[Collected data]
<<<<
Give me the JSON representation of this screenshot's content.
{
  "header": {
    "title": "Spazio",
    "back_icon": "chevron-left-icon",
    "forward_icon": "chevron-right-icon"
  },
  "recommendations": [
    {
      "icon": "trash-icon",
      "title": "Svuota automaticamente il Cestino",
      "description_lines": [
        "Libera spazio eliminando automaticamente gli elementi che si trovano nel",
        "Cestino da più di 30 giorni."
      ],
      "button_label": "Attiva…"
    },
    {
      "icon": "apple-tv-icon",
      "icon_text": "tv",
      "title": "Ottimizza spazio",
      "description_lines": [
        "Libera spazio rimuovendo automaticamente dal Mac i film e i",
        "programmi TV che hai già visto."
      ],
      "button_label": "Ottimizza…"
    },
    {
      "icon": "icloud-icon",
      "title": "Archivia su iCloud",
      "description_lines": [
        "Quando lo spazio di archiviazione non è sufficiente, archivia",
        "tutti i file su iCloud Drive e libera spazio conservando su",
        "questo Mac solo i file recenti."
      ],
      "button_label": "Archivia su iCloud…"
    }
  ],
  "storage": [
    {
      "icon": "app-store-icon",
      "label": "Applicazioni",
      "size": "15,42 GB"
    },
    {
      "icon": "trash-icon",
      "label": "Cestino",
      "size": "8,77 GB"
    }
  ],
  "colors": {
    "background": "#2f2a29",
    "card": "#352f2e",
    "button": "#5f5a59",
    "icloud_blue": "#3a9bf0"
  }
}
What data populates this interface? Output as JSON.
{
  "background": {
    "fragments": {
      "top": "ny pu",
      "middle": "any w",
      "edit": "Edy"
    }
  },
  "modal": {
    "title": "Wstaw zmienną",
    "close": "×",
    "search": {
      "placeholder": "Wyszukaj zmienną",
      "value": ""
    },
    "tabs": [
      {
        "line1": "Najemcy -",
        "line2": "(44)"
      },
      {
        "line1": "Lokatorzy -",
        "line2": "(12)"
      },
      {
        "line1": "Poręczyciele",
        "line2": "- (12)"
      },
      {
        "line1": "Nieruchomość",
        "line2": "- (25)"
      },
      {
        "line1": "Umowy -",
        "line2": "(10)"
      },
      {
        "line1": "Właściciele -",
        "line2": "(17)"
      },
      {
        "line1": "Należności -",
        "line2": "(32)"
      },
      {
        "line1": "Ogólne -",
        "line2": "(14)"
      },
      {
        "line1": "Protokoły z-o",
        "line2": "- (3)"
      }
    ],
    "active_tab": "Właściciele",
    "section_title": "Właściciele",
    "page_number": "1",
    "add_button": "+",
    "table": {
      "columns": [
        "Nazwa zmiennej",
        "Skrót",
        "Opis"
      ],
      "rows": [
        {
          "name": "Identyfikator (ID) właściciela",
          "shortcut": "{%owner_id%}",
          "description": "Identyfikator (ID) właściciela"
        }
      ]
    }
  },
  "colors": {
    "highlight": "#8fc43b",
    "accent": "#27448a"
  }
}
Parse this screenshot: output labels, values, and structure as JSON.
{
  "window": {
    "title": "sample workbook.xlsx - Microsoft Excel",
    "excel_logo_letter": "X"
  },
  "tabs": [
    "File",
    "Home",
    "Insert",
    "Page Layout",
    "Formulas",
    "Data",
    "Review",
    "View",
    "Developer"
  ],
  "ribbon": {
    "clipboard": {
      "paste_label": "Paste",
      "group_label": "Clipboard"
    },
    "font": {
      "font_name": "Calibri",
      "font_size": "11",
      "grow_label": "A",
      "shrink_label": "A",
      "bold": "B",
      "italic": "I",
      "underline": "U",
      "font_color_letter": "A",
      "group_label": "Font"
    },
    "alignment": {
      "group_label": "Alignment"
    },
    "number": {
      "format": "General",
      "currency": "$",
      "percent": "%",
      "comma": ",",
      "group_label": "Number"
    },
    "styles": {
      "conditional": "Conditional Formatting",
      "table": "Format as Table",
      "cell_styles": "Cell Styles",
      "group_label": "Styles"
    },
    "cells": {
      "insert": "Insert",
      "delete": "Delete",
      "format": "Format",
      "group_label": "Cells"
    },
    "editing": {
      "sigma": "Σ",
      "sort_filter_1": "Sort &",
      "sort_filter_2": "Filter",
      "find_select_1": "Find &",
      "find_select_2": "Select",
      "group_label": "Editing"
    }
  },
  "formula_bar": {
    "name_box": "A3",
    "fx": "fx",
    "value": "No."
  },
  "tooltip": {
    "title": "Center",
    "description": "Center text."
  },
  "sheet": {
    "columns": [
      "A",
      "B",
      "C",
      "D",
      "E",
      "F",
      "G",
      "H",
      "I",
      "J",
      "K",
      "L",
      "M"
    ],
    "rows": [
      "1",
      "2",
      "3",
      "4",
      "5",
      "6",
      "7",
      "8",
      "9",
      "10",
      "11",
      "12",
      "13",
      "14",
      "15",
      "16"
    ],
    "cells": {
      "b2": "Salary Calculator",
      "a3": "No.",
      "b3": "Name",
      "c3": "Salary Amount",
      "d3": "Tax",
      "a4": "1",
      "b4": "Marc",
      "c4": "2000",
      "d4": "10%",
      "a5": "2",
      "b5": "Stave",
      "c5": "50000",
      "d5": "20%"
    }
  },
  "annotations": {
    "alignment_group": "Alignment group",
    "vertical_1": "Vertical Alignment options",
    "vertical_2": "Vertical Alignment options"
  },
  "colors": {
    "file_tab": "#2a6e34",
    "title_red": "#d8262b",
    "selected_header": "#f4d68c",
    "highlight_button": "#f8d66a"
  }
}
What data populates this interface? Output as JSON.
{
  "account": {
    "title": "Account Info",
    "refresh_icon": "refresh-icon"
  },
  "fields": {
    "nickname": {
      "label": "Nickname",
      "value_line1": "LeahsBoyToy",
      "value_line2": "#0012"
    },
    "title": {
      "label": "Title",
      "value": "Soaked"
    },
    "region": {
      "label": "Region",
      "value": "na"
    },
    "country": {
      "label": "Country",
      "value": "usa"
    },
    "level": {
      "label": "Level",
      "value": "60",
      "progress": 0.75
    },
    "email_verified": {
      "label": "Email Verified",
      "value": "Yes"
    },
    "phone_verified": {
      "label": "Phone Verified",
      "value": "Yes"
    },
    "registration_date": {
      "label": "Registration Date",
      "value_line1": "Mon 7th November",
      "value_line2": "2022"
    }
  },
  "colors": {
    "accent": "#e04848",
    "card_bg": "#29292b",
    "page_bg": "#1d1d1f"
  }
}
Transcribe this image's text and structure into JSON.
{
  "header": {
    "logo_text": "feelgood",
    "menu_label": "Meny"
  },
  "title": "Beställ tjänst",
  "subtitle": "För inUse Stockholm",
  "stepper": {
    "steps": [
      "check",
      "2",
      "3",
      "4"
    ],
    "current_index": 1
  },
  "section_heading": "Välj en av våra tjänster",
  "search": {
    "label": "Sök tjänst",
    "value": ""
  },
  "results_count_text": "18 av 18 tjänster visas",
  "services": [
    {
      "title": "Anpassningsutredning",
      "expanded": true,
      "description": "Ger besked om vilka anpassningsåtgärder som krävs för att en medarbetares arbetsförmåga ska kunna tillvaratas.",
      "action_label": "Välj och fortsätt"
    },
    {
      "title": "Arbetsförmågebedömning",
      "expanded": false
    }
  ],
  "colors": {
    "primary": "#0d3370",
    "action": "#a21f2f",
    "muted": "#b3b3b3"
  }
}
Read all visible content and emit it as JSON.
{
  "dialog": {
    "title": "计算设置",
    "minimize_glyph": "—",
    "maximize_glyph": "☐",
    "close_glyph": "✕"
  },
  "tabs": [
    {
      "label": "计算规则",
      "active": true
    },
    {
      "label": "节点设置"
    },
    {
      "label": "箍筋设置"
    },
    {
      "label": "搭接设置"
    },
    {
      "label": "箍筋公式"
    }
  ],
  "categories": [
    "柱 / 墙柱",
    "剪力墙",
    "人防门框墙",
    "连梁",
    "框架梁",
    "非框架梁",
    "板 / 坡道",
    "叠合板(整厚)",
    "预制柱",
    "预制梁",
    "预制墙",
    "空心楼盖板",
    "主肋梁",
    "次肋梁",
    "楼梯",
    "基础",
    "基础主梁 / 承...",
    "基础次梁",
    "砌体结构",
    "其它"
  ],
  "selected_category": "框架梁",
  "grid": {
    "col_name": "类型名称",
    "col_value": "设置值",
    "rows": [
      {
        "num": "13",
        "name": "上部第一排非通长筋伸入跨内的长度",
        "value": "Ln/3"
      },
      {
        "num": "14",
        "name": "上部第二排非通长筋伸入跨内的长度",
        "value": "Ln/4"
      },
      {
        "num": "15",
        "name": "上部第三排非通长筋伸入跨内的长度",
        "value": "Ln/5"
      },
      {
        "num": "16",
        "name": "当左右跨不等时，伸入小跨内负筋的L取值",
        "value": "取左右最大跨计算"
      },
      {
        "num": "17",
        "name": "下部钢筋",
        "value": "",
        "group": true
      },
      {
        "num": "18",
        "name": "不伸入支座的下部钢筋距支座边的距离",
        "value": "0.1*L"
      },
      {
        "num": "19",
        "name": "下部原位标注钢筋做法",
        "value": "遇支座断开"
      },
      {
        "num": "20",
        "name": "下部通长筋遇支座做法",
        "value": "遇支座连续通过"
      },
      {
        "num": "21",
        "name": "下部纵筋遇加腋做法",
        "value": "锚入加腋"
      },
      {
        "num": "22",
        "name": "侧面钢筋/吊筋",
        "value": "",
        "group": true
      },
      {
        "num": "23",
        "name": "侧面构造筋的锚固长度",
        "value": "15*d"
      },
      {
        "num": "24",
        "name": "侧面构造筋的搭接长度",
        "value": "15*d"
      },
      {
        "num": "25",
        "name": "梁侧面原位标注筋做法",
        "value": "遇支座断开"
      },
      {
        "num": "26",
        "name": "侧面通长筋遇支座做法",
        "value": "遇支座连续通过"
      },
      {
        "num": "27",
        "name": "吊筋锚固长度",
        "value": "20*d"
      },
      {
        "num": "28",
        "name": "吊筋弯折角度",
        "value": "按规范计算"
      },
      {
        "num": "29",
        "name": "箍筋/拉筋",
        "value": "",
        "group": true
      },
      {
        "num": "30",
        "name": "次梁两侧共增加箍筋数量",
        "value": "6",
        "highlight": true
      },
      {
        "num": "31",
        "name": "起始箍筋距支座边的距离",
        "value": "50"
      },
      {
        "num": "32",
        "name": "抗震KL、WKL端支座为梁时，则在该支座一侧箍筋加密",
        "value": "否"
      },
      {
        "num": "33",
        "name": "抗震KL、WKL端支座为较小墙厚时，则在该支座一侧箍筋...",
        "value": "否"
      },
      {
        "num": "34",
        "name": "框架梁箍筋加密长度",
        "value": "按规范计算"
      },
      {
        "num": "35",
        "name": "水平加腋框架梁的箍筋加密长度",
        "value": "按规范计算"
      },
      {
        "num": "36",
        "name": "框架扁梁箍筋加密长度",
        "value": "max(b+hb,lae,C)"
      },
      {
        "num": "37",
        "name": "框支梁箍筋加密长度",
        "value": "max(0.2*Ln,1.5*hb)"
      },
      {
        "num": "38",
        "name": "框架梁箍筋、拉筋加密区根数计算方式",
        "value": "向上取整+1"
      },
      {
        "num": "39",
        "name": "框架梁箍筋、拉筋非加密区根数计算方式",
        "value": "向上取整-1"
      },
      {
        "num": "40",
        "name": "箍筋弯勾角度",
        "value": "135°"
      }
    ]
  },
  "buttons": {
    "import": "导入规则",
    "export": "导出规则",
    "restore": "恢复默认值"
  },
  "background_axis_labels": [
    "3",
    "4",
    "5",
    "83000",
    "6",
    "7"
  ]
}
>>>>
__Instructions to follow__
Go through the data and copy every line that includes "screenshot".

__Solution to the problem__
Give me the JSON representation of this screenshot's content.
Parse this screenshot: output labels, values, and structure as JSON.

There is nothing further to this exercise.